Think of an economy as wildlife. In nature, if there are few species the chance of survival are slim. If the numbers of species are many and varied then the chances of survival are much better. Now think about habitat and food supply in nature.
When the habitat is large and varied and the food supply is abundant then many various species of flora and fauna will thrive and grow and flourish. If, for some reason, the habitat decreases then the various species of plant and animals will decrease until a balance is once again achieved. If the food supply decreases the animal life will also decrease until, again, a balance is achieved. This process we all learned about in Elementary School is called Survival of the Fittest.
Economies work exactly the same way. As long as there is a large and varied mix of manufacturers, growers, suppliers, transporters, diggers, eaters, etc, etc, etc., things will go along as they should. As people increase in numbers and prosperity, businesses will grow and thrive right with the consumers. When the consumer thrives and earns more money they feel happy and confident the future will be good. Consequently, the consumer spends more money to acquire more goods and comforts. The more comforts they acquire, the better they feel and so on and so on. If one or two participants in each segment of the economy succumb to bad fortune the rest of the economy can absorb and adjust and the economy will continue to roll along as it should. Unfortunately, at this time in our history, our economy consists of a few extremely large corporations with few, if any, competitors. If one overly large company fails, the rest of the economy is not capable of absorbing and adjusting to the economic disaster. Those souls can't be absorbed so they go backward in their earnings. Because they are earning less they feel more and more vulnerable. The more vulnerable they feel the less they spend. As they slow their spending surrounding people start feeling less and less secure so they start moving into a defensive posture. They start saving rather that spending. They stop buying non-necessities and so on and so on. Bingo, recession and/or, if the cycle goes on long enough, depression.
There is a very old joke I know everyone has heard; which came first, the chicken or the egg. While it's not a funny joke it is a GREAT question. I will rephrase the question; which came first, the consumer or the producer?

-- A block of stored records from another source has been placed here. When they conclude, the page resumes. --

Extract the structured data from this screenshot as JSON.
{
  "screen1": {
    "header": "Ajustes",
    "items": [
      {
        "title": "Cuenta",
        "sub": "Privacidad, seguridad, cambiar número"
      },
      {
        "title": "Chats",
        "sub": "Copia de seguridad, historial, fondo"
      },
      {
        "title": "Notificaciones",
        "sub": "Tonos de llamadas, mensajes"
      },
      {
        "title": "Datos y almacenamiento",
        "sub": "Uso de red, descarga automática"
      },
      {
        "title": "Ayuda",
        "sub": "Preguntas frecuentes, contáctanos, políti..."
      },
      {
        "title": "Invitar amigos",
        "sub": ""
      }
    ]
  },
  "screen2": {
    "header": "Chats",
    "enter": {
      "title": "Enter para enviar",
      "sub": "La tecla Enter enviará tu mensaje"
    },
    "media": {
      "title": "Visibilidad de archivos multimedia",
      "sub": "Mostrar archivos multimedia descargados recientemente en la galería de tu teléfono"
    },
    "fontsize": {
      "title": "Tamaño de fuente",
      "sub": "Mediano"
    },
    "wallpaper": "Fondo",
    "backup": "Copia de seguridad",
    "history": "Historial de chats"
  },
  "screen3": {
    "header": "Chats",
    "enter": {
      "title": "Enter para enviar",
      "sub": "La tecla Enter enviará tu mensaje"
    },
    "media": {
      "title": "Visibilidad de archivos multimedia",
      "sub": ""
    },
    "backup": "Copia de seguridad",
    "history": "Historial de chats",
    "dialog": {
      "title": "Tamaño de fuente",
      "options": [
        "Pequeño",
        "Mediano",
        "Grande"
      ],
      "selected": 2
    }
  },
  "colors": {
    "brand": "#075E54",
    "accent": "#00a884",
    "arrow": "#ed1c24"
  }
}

An economy does not start with a producer, a manufacturer, a transporter, a grocer, a barber or a dentist. An economy starts with consumers; people with needs. At first those people do for themselves. They grow their own food. They make their own clothing. They hunt their own meat.